The Native Women’s Association of Canada (NWAC) was founded in 1974 to collectively focus on enhancing, promoting, and fostering the social, economic, cultural and political well-being of First Nations, Métis and Inuit women in Canada. Their Twitter account is an excellent resource for anyone looking to keep up with news about the human rights of Native women including issues such as violence against women, economic empowerment, and girls’ education.
Twitter Follow Recommendation 11: Raising Teenagers Uganda (@raisingteensug) – Uganda
Raising Teenagers Uganda is an NGO dedicated to ending child marriage and tackling the menstruation taboo in Uganda so that girls can attend school. They regularly tweet about their programmes (including the Girls Matter Clubs) as well as articles focused on the human rights of girls, girls’ education, and news about stopping under-aged marriage.
Twitter Follow Recommendation 12: She Decides (@shedecidesGFI) – Global
SheDecides is a global movement to promote, provide, protect and enhance the fundamental rights of every girl and woman. She must decide about her own body – so that she can decide about her life and her future. They take on issues such as women’s reproductive rights including the right to choose, family planning, contraception, and abortion. Their Twitter account focuses not just on reproductive rights but also intersecting issues such as violence against women and women’s access to healthcare.
Twitter Follow Recommendation 13: Sisters in Islam (@SistersInIslam) – Malaysia
Sisters in Islam is a Malaysia-based NGO powered by Muslim women committed to gender equality, the human rights of Muslim women and girls, and empowering women to advocate for change in Malaysia.

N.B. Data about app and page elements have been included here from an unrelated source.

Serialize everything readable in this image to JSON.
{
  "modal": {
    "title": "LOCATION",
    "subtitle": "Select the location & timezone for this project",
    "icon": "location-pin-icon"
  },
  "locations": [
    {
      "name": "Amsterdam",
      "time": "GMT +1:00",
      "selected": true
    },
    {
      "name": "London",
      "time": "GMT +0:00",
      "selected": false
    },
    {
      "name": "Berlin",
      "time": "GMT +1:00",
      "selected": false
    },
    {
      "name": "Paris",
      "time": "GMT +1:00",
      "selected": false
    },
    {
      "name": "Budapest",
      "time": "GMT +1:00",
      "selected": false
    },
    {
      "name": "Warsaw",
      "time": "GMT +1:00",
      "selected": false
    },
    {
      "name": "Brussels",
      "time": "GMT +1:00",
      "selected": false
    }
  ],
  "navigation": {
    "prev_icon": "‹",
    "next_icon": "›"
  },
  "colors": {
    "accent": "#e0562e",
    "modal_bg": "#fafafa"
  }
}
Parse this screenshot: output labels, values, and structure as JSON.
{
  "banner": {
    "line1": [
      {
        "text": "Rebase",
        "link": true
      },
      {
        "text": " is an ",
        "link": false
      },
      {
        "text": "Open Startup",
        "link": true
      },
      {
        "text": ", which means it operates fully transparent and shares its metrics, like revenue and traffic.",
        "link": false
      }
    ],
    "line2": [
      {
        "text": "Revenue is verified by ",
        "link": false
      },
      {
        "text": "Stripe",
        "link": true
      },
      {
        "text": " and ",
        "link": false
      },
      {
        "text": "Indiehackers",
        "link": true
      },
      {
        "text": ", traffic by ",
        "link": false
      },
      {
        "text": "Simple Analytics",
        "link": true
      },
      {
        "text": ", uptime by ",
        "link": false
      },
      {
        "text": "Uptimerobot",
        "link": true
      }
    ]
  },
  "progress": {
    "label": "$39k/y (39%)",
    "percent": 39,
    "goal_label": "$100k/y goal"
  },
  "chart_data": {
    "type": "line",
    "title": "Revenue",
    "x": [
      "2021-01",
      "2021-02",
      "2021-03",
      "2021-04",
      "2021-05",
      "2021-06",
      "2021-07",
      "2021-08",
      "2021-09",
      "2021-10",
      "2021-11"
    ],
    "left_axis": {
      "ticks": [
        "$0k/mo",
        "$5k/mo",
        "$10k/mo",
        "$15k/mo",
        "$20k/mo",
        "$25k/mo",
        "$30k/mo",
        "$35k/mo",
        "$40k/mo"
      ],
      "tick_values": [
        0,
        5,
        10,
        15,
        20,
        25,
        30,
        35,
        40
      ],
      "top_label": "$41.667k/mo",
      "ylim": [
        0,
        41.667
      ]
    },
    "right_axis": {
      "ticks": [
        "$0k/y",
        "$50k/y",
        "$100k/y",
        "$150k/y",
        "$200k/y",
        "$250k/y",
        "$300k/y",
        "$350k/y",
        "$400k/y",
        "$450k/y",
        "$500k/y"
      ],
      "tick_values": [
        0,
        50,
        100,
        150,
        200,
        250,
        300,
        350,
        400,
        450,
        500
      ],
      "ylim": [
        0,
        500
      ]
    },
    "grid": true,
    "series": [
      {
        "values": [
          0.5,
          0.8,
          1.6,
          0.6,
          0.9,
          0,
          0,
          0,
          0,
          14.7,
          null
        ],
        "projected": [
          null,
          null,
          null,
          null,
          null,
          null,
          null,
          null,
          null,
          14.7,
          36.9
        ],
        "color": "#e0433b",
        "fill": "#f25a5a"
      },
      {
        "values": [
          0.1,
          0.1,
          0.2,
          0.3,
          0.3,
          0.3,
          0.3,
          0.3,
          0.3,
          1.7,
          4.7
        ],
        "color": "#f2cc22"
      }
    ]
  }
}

Their Twitter account is focused on sharing news about women’s rights in Malaysia, Islamic countries, and Southeast Asia, headlines about violence against women that affects Muslim women (including child marriage), and updates of their campaigns and programmes.
Twitter Follow Recommendation 14: Tarana Burke (@TaranaBurke) – United States of America
Tarana Burke – a survivor of sexual violence herself and currently the senior director of Girls For Gender Equity – is the founder of the #MeToo movement in 2006 which went viral on social in 2017 thanks to the Harvey Weinstein case – a full decade after she first coined the hashtag. Through her Twitter account, she tweets her thoughts as well as various news and updates about the #MeToo movement and the anti-violence against women movement in general.
Twitter Follow Recommendation 15: The Girl Generation (@TheGirlGen) – Africa
The Girl Generation is an Africa-led global collective of members and partners brought together by a shared vision that Female Genital Mutilation (FGM) can end in this generation. It is a platform for accelerating social change by bringing together hundreds and thousands of voices to challenge the social norms that keep FGM in place in many cultures. Their Twitter feed is filled with news and information about FGM and the various activities and initiatives members are undertaking to combat FGM in their constituencies.
Twitter Follow Recommendation 16: The YP Foundation (@TheYPFoundation) – India
The YP Foundation develops youth leadership to advance rights of young women and girls and other marginalised youth. They make an impact by strengthening young people’s engagement with policy-making at local, national, regional and international levels through a number of programmes which tackle issues that affect Indian youth including reproductive rights for women and girls, as well as male violence against women and toxic masculinity. Their Twitter account tweets about youth engagement in India, women’s human rights, and sexual and reproductive rights.
- Emma Watson – By Georges Biard [CC BY-SA 3.0 (https://creativecommons.org/licenses/by-sa/3.0)], via Wikimedia Commons.
- Hannah Gadsby – From Hannah Gadsby Comedy (Facebook).
- Malena Pichot – By Ggrosvald [CC BY-SA 3.0 (https://creativecommons.org/licenses/by-sa/3.0)], via Wikimedia Commons.
- Tarana Burke – By Brittany “B.Monét” Fennell (She’s Revolutionary at 01:10, cropped) [CC BY-SA 3.0 (https://creativecommons.org/licenses/by-sa/3.0)], via Wikimedia Commons